East Bay Municipal Utility District directors voted unanimously today to approve a two-year operating budget that calls for water rate increases of 6 percent a year for each of the next two years.
The rate increases generated little controversy, as only four people spoke on the matter at today's meeting and board members said only a handful of their constituents had contacted them to oppose the increases.
EBMUD board chairman John Coleman said the increases are needed to maintain the agency's strong bond rating, which will hold down ratepayer costs for major construction projects and infrastructure maintenance.
The first rate hike for the water agency's 1.3 million customers in Alameda and Contra Costa counties will take effect on July 1, and the second increase is scheduled to occur on July 1, 2012.
The increases mean that the typical residential water customer who uses 270 gallons of water a day will see their bill go from $38.66 per month to $40.98 a month in fiscal 2012 and to $43.45 per month in fiscal 2013.
The average residential wastewater customer's monthly bill will go from $15.10 now to $16 in fiscal 2012 and $16.94 in fiscal 2013.
EBMUD directors approved a $372 million operating budget for fiscal 2012 and a $395 million budget for fiscal 2013.
Water agency spokesman Charles Hardy said the budgets for the next two years represent only a modest increase over this year's $369 million budget even though the agency's debt service costs have risen and increases are expected in operating expenses for facilities and infrastructure maintenance and petroleum-based products such as paving materials.
Hardy said EBMUD has balanced its budget in recent years by cutting its spending, not filling positions that open up when employees retire or take other jobs and having employees forego pay raises.
Hardy said EBMUD's budget also has been helped by savings from its energy-saving efforts, especially in its wastewater division.
He said the water agency generates most of the power it uses to run its main wastewater treatment plant from methane gas it captures and processes at the site.

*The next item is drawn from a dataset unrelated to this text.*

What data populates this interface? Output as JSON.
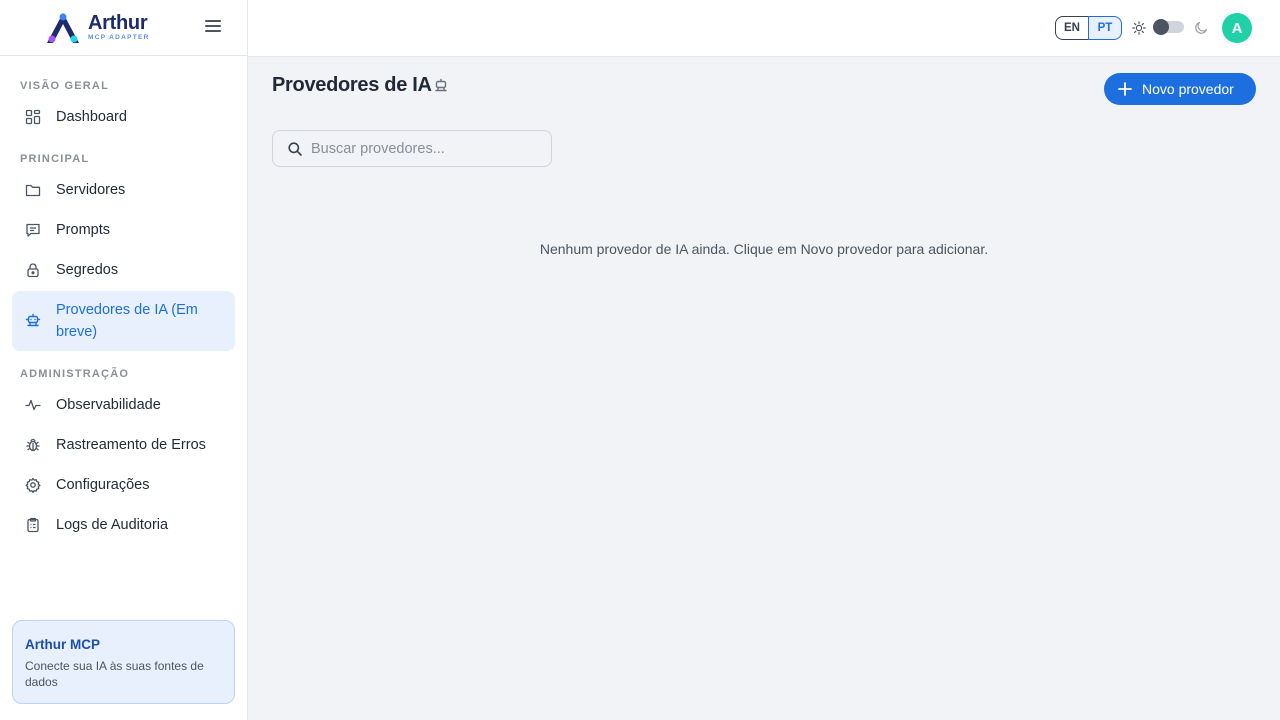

The facility soon will be completely self-sufficient and generate enough power to sell back to the grid and save customers in the process, Hardy said.